I have said it before: gossip is a “respectable sin” among Reformed Christians. The Christian world, and perhaps especially the Reformed Christian world, is absolutely chockablock with gossip. From the pulpit to the pew, from the conference green room to the conference hallways, gossip is rampant. It is whispered in the name of important information and blogged in the name of discernment—both ways of dressing it up in respectable apparel. But if it isn’t true and it isn’t edifying and it isn’t necessary, it is gossip. Truly, gossip may be the besetting sin of this movement and a major contributor to her current or coming collapse.(1)
I don’t want to make it sound as if I am immune to this sin or that I’ve never participated in it. In fact, recent experiences in my life have shown how quick I am to initiate conversations that soon tip into gossip and how slow I am to redirect conversations initiated by others that also dwell on what is little better than tittle-tattle. I write to myself as much as anyone else.
If you love the Reformed faith, which is to say, if you value Reformed doctrine, then I offer this exhortation: Make it your goal to talk about Jesus, not celebrities. Make it your goal to tell about the perfections of the Savior more than the failures of the famous. Make it your goal to describe what God has done, not what Christian personalities have failed to do.

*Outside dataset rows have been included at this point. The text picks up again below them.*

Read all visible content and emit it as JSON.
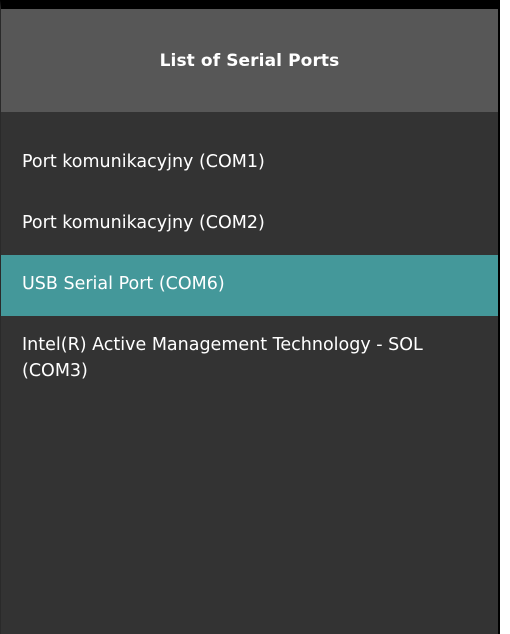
{
  "header": {
    "title": "List of Serial Ports"
  },
  "ports": {
    "items": [
      {
        "label": "Port komunikacyjny (COM1)"
      },
      {
        "label": "Port komunikacyjny (COM2)"
      },
      {
        "label": "USB Serial Port (COM6)"
      },
      {
        "label": "Intel(R) Active Management Technology - SOL (COM3)"
      }
    ],
    "selected_index": 2
  },
  "colors": {
    "header_bg": "#575757",
    "panel_bg": "#333333",
    "selection_accent": "#44989a",
    "text": "#ffffff"
  }
}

This is not to say that there are no circumstances in which it is appropriate to discuss current events and even the foibles and failures of those people who rise and fall within this corner of the Christian world. Sometimes such conversations can be good and necessary, provided they are carried out within the bounds of Christian character and that they go no further than the established facts. Paul named names when appropriate and I’m sure he sometimes gathered his protégés around himself to discuss what had gone wrong with Demas or Hymenaeus or Alexander and what they could learn from those who had first followed and then fallen away.